Bottom Line: Chronic inflammation of the intestine has been associated with an elevated risk of developing colorectal cancer.Using a tumor-promoting model combining chronic Helicobacter hepaticus infection and the carcinogen azoxymethane, we found that Hiccs also regulates the frequency of colitis-associated neoplasia.Our study highlights the importance of innate immune cells and their genetic configuration in driving progression from inflammation toward cancer and opens the door for analysis of these pathways in human inflammatory disorders and associated cancers.

View Article: PubMed Central - HTML - PubMed

Affiliation: Translational Gastroenterology Unit, Nuffield Department of Clinical Medicine, University of Oxford, John Radcliffe Hospital, Oxford OX3 9DU, England, UK.

ABSTRACT
Chronic inflammation of the intestine has been associated with an elevated risk of developing colorectal cancer.
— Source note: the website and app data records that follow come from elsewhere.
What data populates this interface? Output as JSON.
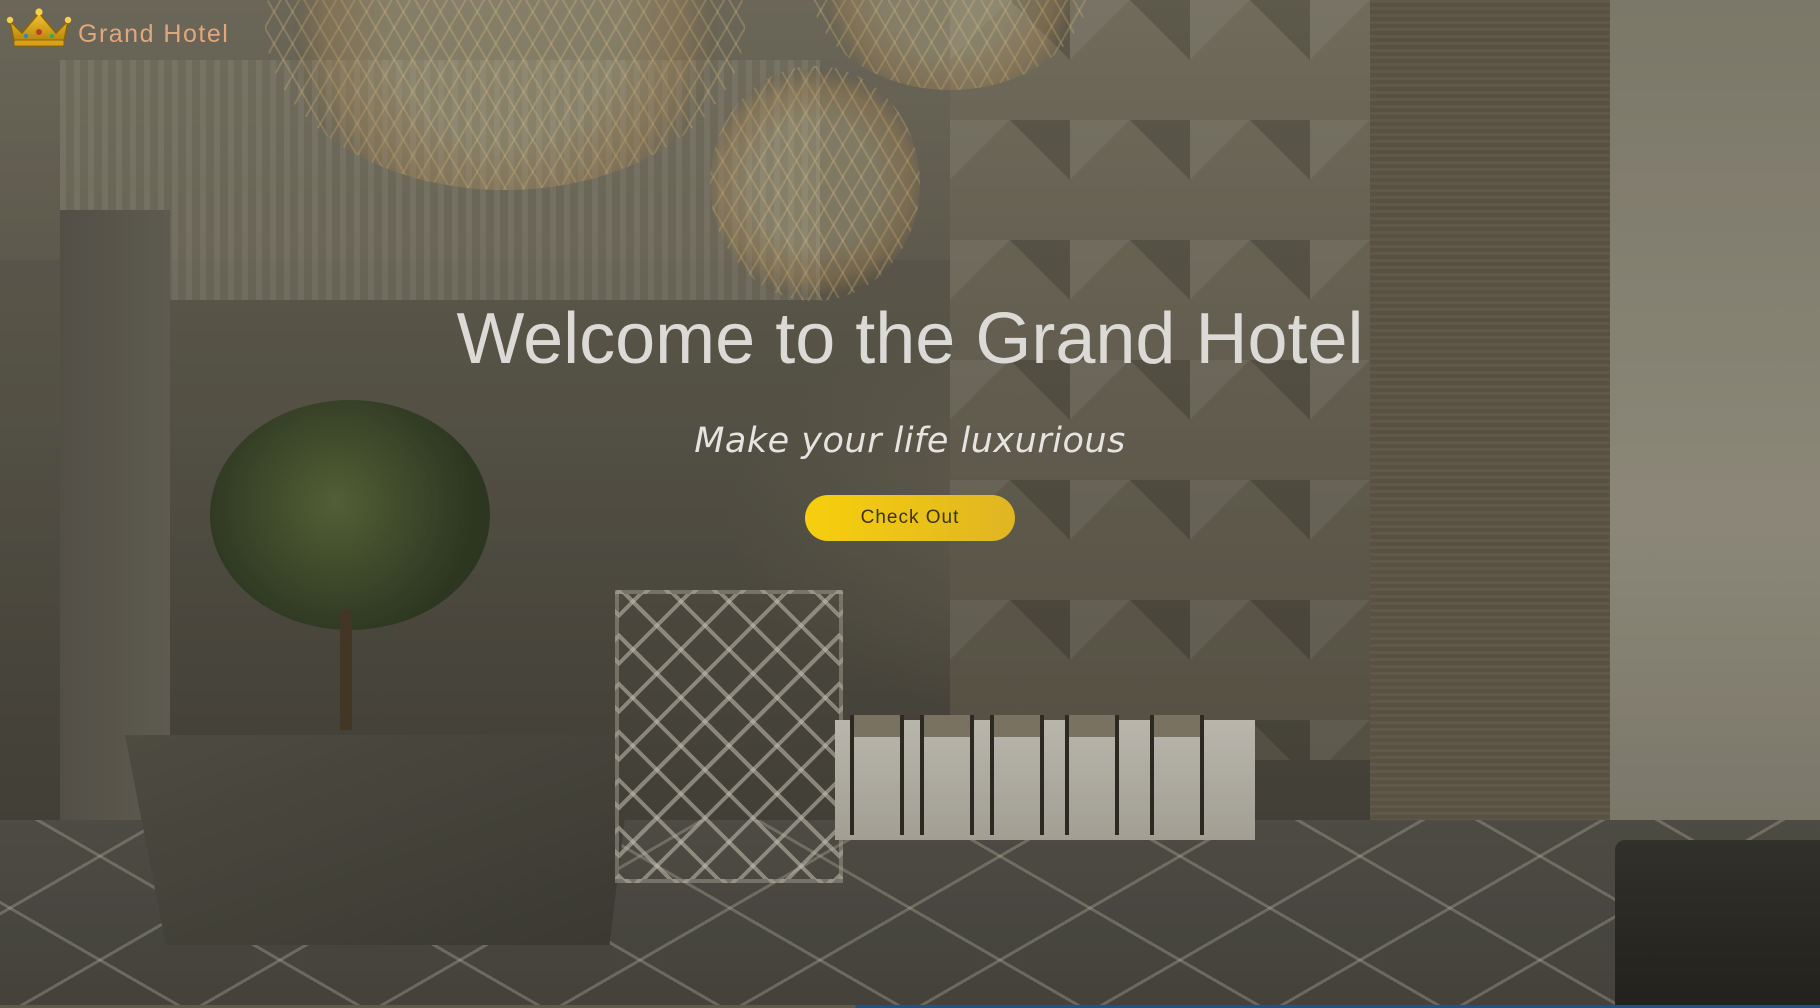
{
  "brand": {
    "name": "Grand Hotel",
    "logo_icon": "crown-icon"
  },
  "hero": {
    "headline": "Welcome to the Grand Hotel",
    "tagline": "Make your life luxurious",
    "cta_label": "Check Out",
    "background_image": "hotel-lobby-photo"
  },
  "colors": {
    "brand_text": "#e0a77f",
    "cta_gradient_start": "#f7cf0c",
    "cta_gradient_end": "#e0b523",
    "headline": "#dcdad6"
  }
}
Recent association studies have highlighted the role of genetic predisposition in the etiology of colitis and started to unravel its complexity. However, the genetic factors influencing the progression from colon inflammation to tumorigenesis are not known. We report the identification of a genetic interval Hiccs that regulates Helicobacter hepaticus-induced colitis and associated cancer susceptibility in a 129.RAG(-/-) mouse model. The 1.7-Mb congenic interval on chromosome 3, containing eight genes and five microRNAs, renders susceptible mice resistant to colitis and reduces tumor incidence and multiplicity. Bone marrow chimera experiments showed that resistance is conferred by the hematopoietic compartment. Moreover, the Hiccs locus controls the induction of the innate inflammatory response by regulating cytokine expression and granulocyte recruitment by Thy1(+) innate lymphoid cells. Using a tumor-promoting model combining chronic Helicobacter hepaticus infection and the carcinogen azoxymethane, we found that Hiccs also regulates the frequency of colitis-associated neoplasia. Our study highlights the importance of innate immune cells and their genetic configuration in driving progression from inflammation toward cancer and opens the door for analysis of these pathways in human inflammatory disorders and associated cancers.

Show MeSH
Related in: MedlinePlus